WHAT YOU SHOULD DO:
What lines in the entries below contain the word "title"? Copy all of them.

RECORD SET:
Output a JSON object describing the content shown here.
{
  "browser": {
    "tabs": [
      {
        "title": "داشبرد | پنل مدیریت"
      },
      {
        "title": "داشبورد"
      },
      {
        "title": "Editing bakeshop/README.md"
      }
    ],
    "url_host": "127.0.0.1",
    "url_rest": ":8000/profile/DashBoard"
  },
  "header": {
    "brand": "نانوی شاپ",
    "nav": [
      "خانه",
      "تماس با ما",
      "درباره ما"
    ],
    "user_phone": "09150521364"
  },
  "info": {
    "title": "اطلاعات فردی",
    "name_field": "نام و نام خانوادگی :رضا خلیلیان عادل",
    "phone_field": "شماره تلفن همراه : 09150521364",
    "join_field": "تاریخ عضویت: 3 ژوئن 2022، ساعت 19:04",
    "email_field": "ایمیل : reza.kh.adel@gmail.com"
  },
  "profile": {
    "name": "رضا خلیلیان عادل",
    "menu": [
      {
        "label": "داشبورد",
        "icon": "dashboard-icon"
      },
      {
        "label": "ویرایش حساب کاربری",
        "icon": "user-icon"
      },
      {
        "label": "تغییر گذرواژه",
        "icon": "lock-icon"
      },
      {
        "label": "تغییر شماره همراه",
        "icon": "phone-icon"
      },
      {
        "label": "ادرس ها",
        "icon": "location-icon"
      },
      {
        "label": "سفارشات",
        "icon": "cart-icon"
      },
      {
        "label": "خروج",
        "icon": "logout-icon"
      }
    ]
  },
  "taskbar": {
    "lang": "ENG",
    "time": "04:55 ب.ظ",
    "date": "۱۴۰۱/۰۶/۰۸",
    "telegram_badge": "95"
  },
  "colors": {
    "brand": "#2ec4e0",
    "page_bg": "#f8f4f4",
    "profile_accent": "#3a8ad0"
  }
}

REPLY TO THE TASK:
        "title": "داشبرد | پنل مدیریت"
        "title": "داشبورد"
        "title": "Editing bakeshop/README.md"
    "title": "اطلاعات فردی",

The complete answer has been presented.